Docents inspire kids at Konza Prairie Biological Station

Network News Summer 2013, Vol. 26 No. 2
Site News

Small feet encased in rubber boots splash through the water of Kings Creek on the Konza Prairie in northeast Kansas.  A group of 10-year olds are exploring the creek and one of them, Hailey, has just found a frog.  I move up to the group of girls to see what they have.  Hailey proudly shows me her prize, a tiny cricket frog.  I identify the frog for them, aware that the official name of this guy, a Blanchard’s cricket frog, doesn’t really mean much to them.  What means something is that they saw it, they caught it, and they’re getting to touch it.  That is cool.

At the head of the group is Greg Adams, a new docent—trained volunteer who leads tours, usually at a museum, but here the museum is the prairie–at the Konza Prairie (KNZ) Long Term Ecological Research (LTER) site.  Greg has flexible hours at work, which allows him to participate in some of the Konza educational programs.  In the middle of the group of kids is Greg’s wife, Jan.  Jan moved to Kansas from Ohio where she was an elementary school teacher for 30 years.

It’s clear that Greg and Jan are having just as much fun as the kids.  They have their boots on too and are finding snakes, frogs, and algae right along with the kids.  What one might not realize is that none of this would be possible without volunteer docents like Greg and Jan Adams. 

The Konza LTER docent program began in the early 1990’s to address the constant requests KNZ researchers were getting from the public and surrounding school districts for tours and guided hikes.   It became apparent that help was needed and the nascent docent program was born.  A small group of intrepid volunteers (many of them Kansas State University retired faculty) learned about the geology, history, biology, and ecology of the area and began to lead tours to share this information.  In 2012, 5,695 people (including 2,826 students) visited KNZ and participated in a docent-led program.

The current docent population numbers over 200 people, with approximately 60 of them being active in educational programs.  New docents are recruited every spring and a Saturday-morning training program teaches them the same things their predecessors learned: what makes Konza Prairie special and why people should care about it.   

This year we tried something new:  we combined the docent training program with the training for the Kansas Master Naturalist (KMN) program.   Master Naturalists learn the same things the docents do, the biology of mammals, birds, plants, insects as well as geology, ecology and climatology but on a larger, state-wide scale.  KMN-trained volunteers are valuable throughout the state at over 100 different sites where they share their time and knowledge with visitors from all over the world.

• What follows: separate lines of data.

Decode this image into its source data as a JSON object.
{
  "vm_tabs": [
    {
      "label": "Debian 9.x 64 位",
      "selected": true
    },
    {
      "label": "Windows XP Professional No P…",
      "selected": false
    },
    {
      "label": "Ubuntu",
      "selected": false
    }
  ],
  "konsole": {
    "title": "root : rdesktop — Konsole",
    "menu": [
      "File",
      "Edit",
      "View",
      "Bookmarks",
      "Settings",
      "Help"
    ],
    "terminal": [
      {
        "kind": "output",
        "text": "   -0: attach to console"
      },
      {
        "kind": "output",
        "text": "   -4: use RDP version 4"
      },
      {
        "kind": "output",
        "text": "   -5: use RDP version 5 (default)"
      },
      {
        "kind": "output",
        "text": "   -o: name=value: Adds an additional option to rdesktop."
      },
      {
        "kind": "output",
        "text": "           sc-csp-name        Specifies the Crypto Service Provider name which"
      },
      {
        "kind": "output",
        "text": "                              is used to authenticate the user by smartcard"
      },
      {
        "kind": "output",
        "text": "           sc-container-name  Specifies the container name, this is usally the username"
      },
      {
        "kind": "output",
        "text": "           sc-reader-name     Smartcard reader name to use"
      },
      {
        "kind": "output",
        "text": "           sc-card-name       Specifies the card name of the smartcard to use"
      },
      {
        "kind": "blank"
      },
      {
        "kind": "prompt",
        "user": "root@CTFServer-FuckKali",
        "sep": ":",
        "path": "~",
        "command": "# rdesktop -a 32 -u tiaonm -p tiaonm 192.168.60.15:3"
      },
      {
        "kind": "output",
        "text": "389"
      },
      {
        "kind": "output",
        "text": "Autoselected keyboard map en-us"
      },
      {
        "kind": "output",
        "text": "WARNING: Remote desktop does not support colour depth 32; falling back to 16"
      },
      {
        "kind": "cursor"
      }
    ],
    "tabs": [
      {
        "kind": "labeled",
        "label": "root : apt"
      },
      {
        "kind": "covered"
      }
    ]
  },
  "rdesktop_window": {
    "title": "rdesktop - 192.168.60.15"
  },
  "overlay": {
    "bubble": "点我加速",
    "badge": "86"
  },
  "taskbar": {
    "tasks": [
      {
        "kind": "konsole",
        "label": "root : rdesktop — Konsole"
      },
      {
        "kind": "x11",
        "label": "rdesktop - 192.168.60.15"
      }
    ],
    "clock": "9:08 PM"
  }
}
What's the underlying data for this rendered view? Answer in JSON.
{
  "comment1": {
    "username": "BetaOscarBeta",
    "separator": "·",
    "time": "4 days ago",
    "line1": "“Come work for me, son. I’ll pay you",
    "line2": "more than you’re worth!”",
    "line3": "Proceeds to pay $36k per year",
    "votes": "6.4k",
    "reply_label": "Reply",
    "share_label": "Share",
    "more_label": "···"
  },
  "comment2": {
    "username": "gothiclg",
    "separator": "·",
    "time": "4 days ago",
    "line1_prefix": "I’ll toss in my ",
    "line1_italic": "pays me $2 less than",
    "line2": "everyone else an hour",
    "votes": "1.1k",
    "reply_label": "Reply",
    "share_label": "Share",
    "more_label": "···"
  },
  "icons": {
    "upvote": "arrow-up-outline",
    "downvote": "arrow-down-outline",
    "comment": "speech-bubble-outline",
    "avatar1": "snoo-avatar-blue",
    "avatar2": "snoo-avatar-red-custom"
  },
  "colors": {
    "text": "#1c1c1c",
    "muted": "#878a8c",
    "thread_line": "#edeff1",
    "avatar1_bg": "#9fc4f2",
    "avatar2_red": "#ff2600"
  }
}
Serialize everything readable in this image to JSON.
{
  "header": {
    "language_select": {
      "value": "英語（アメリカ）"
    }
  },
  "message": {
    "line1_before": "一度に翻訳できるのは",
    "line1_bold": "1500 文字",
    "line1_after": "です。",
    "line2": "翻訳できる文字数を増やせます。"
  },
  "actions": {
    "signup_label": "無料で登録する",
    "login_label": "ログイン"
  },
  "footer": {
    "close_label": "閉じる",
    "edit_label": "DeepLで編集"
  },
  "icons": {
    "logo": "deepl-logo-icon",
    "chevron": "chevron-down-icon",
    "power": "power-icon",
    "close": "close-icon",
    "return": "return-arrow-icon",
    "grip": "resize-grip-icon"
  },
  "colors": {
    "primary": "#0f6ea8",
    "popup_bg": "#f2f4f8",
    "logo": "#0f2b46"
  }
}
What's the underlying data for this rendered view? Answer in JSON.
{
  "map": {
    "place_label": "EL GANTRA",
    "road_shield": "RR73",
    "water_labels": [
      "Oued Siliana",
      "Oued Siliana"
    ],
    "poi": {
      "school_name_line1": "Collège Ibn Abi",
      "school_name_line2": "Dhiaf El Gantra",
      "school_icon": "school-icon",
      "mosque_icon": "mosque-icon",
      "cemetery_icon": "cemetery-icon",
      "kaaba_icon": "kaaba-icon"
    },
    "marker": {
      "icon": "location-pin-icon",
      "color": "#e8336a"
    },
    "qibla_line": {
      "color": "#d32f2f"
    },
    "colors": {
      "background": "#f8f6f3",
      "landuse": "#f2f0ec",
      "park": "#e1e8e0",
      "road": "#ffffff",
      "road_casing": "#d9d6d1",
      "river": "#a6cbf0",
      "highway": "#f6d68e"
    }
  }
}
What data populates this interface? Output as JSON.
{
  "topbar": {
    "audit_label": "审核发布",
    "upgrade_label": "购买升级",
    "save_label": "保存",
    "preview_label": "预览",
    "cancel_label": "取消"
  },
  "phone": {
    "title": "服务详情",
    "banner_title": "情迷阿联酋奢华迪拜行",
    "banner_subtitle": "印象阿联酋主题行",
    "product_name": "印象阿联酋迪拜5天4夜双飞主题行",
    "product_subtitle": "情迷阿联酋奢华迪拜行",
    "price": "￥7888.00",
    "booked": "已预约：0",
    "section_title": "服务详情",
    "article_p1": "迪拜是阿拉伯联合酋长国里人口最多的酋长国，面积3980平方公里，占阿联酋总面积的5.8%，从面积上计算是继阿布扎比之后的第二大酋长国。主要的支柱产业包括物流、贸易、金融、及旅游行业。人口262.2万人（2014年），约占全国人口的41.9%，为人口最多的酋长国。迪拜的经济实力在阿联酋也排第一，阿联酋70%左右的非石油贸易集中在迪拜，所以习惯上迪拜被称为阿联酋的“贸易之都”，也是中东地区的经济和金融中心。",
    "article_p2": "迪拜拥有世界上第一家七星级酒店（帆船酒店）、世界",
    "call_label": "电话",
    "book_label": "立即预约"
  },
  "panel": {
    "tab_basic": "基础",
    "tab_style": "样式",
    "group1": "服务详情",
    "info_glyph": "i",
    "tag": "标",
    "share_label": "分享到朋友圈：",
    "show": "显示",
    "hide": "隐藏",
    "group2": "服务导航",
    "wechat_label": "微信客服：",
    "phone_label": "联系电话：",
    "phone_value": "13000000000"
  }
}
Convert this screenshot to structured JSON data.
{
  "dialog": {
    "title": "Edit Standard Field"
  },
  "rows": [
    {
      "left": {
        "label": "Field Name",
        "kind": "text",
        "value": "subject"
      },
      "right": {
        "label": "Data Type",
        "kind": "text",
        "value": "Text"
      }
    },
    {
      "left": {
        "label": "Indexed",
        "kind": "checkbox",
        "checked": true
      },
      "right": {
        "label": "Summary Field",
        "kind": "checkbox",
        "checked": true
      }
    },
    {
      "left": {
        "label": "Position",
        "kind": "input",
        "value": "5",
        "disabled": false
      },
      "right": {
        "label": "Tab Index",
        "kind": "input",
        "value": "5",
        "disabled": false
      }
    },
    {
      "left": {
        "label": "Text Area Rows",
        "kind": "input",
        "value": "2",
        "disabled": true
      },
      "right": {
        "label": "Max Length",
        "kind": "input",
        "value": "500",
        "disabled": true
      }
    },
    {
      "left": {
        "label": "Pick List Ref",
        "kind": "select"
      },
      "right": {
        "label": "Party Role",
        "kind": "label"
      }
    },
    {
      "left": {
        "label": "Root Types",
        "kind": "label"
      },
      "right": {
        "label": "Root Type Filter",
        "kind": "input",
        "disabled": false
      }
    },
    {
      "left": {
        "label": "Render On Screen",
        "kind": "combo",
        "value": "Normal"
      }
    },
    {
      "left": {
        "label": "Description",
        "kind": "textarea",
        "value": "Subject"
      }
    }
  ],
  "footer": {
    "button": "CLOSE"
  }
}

The KNZ docents are by nature a curious bunch and were eager to become Master Naturalists.  At their urging we began offering the KMN and docent training together and had a wonderful result.  We got new docents who are also now Kansas Master Naturalists, while the existing docents gained a greater understanding of the natural world beyond the borders of Konza Prairie.  

Training docents and Master Naturalists is part of our larger plan to encourage the human members of our ecosystem (whether they be kids or adults) to better understand this system and the importance of it in our daily lives.  It mirrors our philosophy of understanding the natural world:

                1.  See it   (e.g. see the hawk on the power line, or the wildflower blooming)

                2.  Appreciate it

                3.  Understand it

                4.  Protect it

If people don’t see what’s in front of them there’s little hope they’ll see any value in it or the need to protect it.   KNZ docents bridge that gap by not only showing people what is in front of them, but also explaining why that organism is there and its role in the system.

For children, the mission is a little different.  By visiting and exploring a natural place, kids become part of their environment. It gives them a chance to learn their “sense of place”.  In Konza, they realize that they, too, belong to the prairie and can play a role in ensuring its future.  That is an invaluable lesson and one that is taught over and over again at KNZ by our volunteer team of docents.